MOSCOW – Athletes who tested positive for meldonium before March 1 this year could have their bans overturned after the World Anti-Doping Agency (WADA) announced it was unable to establish how quickly the drug, outlawed since Jan. 1, cleared the system.
WADA's announcement could allow five-times grand-slam tennis champion Maria Sharapova, who failed a test for meldonium in January, and other banned athletes to return to competition, Russia
n officials said on Wednesday.
Sharapova, the world's highest-earning sportswoman, was among 40 Russians who failed dopes tests for meldonium after it was added to WADA's list of banned substances in January.
WADA said there was "currently a lack of clear scientific information on excretion times.
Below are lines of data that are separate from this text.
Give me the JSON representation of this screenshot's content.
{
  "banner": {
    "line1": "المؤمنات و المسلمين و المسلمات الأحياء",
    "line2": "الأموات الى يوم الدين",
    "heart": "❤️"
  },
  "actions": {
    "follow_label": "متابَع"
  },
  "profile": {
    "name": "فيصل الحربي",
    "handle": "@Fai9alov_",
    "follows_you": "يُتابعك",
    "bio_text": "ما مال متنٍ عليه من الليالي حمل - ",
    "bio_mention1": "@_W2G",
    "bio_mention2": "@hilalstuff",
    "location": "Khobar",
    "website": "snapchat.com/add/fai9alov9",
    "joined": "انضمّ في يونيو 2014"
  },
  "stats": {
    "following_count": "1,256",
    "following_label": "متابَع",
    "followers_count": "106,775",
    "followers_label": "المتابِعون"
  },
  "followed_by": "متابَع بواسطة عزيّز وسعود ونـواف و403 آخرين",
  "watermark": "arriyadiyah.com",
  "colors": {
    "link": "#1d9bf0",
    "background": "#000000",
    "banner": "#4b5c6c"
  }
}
As a result it is difficult to know whether an athlete may have taken the substance before or after January 1, when it became illegal.
"In these circumstances, WADA considers that there may be grounds for no fault or negligence on the part of the athlete," it said in a statement sent to anti-doping agencies and sports federations, adding that the presence of less than one microgram of meldonium in the samples was acceptable.
Sharapova, who said she had been taking meldonium for more than a decade because of health problems, was banned by the International Tennis
Federation (ITF) on March 12 after announcing she had failed a test at the Australian Open in Melbourne.
Russian Tennis Federation President Shamil Tarpishchev said Sharapova's ban could be addressed in a meeting with ITF head David Haggerty later this month.
"The situation with Sharapova could be resolved after April 21 when we meet with the head of the international federation. After that all should be become clear. It is too early to talk about Sharapova competing at the Olympic Games," Russia's TASS news agency quoted Tarpishchev as saying.
Russian Sports Minister Vitaly Mutko welcomed WADA's decision.
"The Russian Sports Ministry supports and welcomes the decision made by WADA because it has showed a willingness to understand the situation, rather than stick to the rulebook," Mutko said in a statement.
"WADA has demonstrated impartiality and being objective in the fight against doping."
Alexei Kravtsov, president of the Russian Skating Union (RSU), said that five-times world champion Pavel Kulizhnikov and 2014 Olympic short track gold medallist Semen Elistratov -- both found to have taken meldonium -- should be allowed to compete again after the WADA decision.
"These sportsmen should be allowed to fall under the amnesty due to the amount found in their doping tests," Kravtsov was quoted as saying by the R-Sport news agency.
"They were not guilty, as we had been saying earlier. This is of course good news, but there is still a bit of a cloud hanging over all of this." –Reuters